Jason Knight, CEO of Wesabe, a money-management website that uses the wisdom of the crowd to help people control their finances, answers the company's customer-service line every day from noon until four p.m. Pacific time. Callers sometimes hang up as soon as Knight announces himself, though. "I think they're calling to see if I really pick up the phone," he says. Well, he does. And he'll even put a journalist on hold to answer your call. Perhaps it's this accessibility that helped Wesabe - founded in 2005 by Knight, who'd been a vice president at Asurion Asia Pacific, and by Marc Hedlund, a vice president at a security-software company - nab $700,000 in venture capital from O'Reilly AlphaTech Ventures this past January.
How is using Wesabe different from using Quicken or Microsoft Money?
My joke about Quicken is, you load up all your data, and it tells you that you're broke. With us, you load your data, and we immediately suggest tips that are useful to you. We're not showing you where you are; we're helping you figure out where to go next.
Have you changed your own financial behavior because of Wesabe?
I pay off my credit cards every month. I was pretty proud of myself. But after using Wesabe for six months, I saw that I was paying $43 a month in bank fees. That's more than $500 a year. My wife and I consolidated our banking to a single bank. Now our fees are $15 to $20 annually.
How much difference can one small change like that make?
Take that $500 a year and apply compound interest for the next 20 years. If you get rid of things leeching out money, you have a big long-term impact.
What's your advice for new Wesabe users?
Don't be shocked or dismayed - guilt doesn't do you any good. Don't feel bad about what you've done with your money; be proud of how you'll manage it in the future. You can change, because people do. We've seen it.
We tested out Knight's website for ourselves and were pretty impressed.
Here's a step-by-step look at how it works.
The hardest part of getting started on Wesabe is digging up all your online account passwords. But after that, you just follow the step-by-step instructions to upload your bank and credit card accounts.

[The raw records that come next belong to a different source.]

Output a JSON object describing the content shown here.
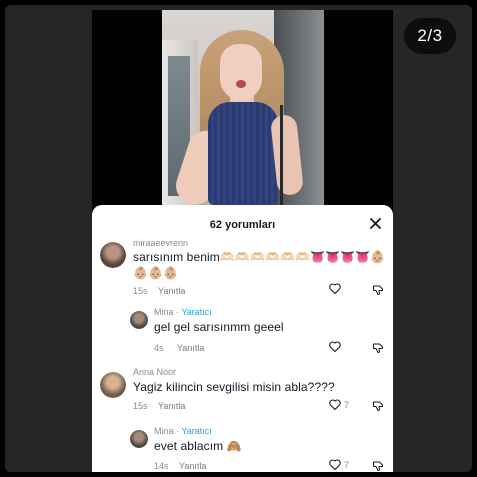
{
  "viewer": {
    "counter": "2/3"
  },
  "sheet": {
    "title": "62 yorumları"
  },
  "comments": [
    {
      "username": "miraaeevrenn",
      "text_line1": "sarısınım benim🫶🏻🫶🏻🫶🏻🫶🏻🫶🏻🫶🏻👅👅👅👅👶🏼",
      "text_line2": "👶🏼👶🏼👶🏼",
      "age": "15s",
      "reply": "Yanıtla",
      "likes": "",
      "avatar_color": "#5a4338"
    },
    {
      "username": "Mina",
      "separator": " · ",
      "badge": "Yaratıcı",
      "text_line1": "gel gel sarısınmm geeel",
      "age": "4s",
      "reply": "Yanıtla",
      "likes": "",
      "avatar_color": "#4b4540"
    },
    {
      "username": "Anna Noor",
      "text_line1": "Yagiz kilincin sevgilisi misin abla????",
      "age": "15s",
      "reply": "Yanıtla",
      "likes": "7",
      "avatar_color": "#6b5a4a"
    },
    {
      "username": "Mina",
      "separator": " · ",
      "badge": "Yaratıcı",
      "text_line1": "evet ablacım 🙈",
      "age": "14s",
      "reply": "Yanıtla",
      "likes": "7",
      "avatar_color": "#4b4540"
    }
  ],
  "icons": {
    "close": "close-icon",
    "like": "heart-outline-icon",
    "dislike": "thumbs-down-icon"
  }
}
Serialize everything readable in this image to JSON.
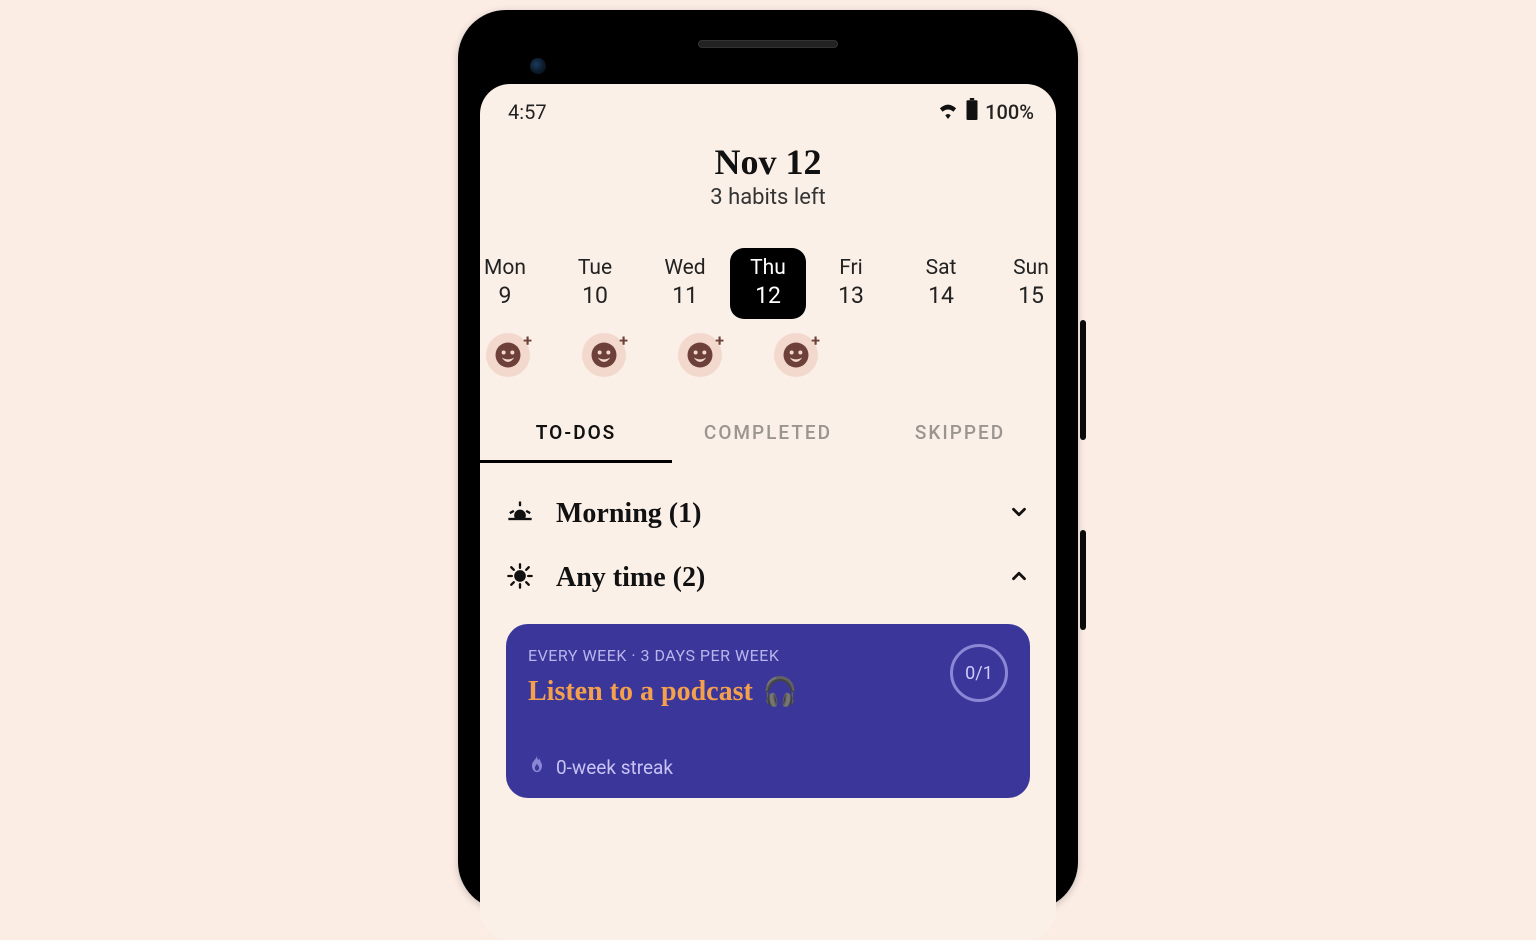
{
  "status": {
    "time": "4:57",
    "battery": "100%"
  },
  "header": {
    "date": "Nov 12",
    "subtitle": "3 habits left"
  },
  "week": [
    {
      "dow": "Mon",
      "num": "9",
      "selected": false,
      "mood": true
    },
    {
      "dow": "Tue",
      "num": "10",
      "selected": false,
      "mood": true
    },
    {
      "dow": "Wed",
      "num": "11",
      "selected": false,
      "mood": true
    },
    {
      "dow": "Thu",
      "num": "12",
      "selected": true,
      "mood": true
    },
    {
      "dow": "Fri",
      "num": "13",
      "selected": false,
      "mood": false
    },
    {
      "dow": "Sat",
      "num": "14",
      "selected": false,
      "mood": false
    },
    {
      "dow": "Sun",
      "num": "15",
      "selected": false,
      "mood": false
    }
  ],
  "tabs": {
    "todos": "TO-DOS",
    "completed": "COMPLETED",
    "skipped": "SKIPPED"
  },
  "sections": {
    "morning": "Morning (1)",
    "anytime": "Any time (2)"
  },
  "habit": {
    "meta": "EVERY WEEK · 3 DAYS PER WEEK",
    "title": "Listen to a podcast",
    "emoji": "🎧",
    "progress": "0/1",
    "streak": "0-week streak"
  }
}
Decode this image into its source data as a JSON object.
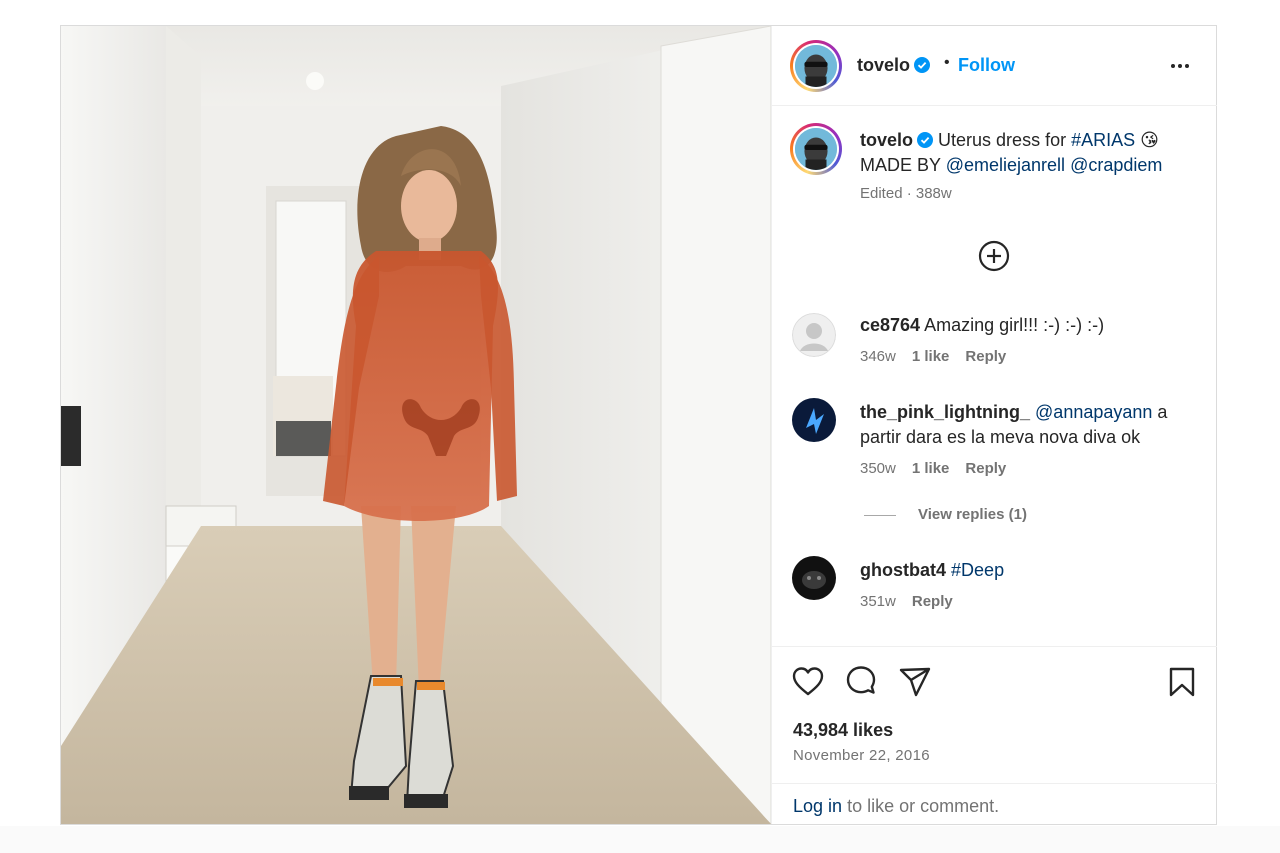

Next, tag your transactions with keywords. For this you'll have to decipher what CEO Jason Knight calls "bank puke," the gibberish banks use to describe individual transactions (CHECK CRD 02/05 P&R CIT - huh?). Wesabe was able to translate some of my transactions because other members had translated their own deals with the same merchant.
Now, here comes the fun: your tips. They're directly related to your spending habits and choice of retailers. I got advice for using a cell phone abroad on the cheap, for negotiating a less-expensive cable bill, and for filing for a telephone excise-tax refund. I got so excited about that last one, I immediately e-mailed it to my husband, the family tax man. (Some of the tips are less helpful, even strange - e.g., don't drain your bath until the water's cold because the hot water will help heat the room - but you can exclude those by making a favorites list. That way, you can go back to only the ones you like.)
Then, set some goals - here you'll get even more advice, from other people with similar aims - and keep track of your progress using your transaction tags.
Also, all of your information is private. You share your goals and tips, but no one sees your account information but you. So, you benefit from the crowd without inviting them into your bankbook.
Knight promises more new features, about two or three every month, and, eventually, Wesabe will offer a feature-rich premium membership level for a monthly fee. Until then, it's all free. Check it out at www.wesabe.com.